-- Supplied data follows --

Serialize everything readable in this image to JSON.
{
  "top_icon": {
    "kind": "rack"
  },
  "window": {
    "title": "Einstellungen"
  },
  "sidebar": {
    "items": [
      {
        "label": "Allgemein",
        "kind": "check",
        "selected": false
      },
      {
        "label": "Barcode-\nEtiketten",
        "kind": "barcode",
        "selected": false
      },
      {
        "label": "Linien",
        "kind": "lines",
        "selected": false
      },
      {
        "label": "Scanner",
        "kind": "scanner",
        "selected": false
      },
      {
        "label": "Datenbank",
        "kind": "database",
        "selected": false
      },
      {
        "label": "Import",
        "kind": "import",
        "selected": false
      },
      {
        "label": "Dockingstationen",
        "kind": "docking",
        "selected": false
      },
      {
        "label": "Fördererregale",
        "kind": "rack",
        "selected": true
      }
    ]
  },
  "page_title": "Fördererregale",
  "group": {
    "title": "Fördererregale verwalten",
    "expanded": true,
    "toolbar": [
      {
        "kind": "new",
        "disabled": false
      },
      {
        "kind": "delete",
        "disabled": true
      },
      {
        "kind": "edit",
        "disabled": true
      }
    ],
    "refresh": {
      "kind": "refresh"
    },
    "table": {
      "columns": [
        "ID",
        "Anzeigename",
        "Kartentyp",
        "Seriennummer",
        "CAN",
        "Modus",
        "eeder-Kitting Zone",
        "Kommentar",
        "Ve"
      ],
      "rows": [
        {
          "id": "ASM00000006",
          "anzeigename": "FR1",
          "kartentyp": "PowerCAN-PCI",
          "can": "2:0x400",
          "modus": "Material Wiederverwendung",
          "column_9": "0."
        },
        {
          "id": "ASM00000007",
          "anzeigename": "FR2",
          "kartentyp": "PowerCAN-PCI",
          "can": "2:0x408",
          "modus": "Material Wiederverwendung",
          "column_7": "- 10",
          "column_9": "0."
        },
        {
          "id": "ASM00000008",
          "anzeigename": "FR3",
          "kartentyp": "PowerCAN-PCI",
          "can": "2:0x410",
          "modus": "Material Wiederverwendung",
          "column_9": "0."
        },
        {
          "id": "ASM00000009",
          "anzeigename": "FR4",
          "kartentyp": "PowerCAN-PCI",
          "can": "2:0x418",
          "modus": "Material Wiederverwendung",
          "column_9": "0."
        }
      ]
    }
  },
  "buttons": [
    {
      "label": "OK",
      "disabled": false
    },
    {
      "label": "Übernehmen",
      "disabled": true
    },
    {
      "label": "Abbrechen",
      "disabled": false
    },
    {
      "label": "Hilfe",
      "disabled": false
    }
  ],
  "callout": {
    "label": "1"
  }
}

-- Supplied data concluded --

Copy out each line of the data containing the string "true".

Final answer:
        "selected": true
    "expanded": true,
        "disabled": true
        "disabled": true
      "disabled": true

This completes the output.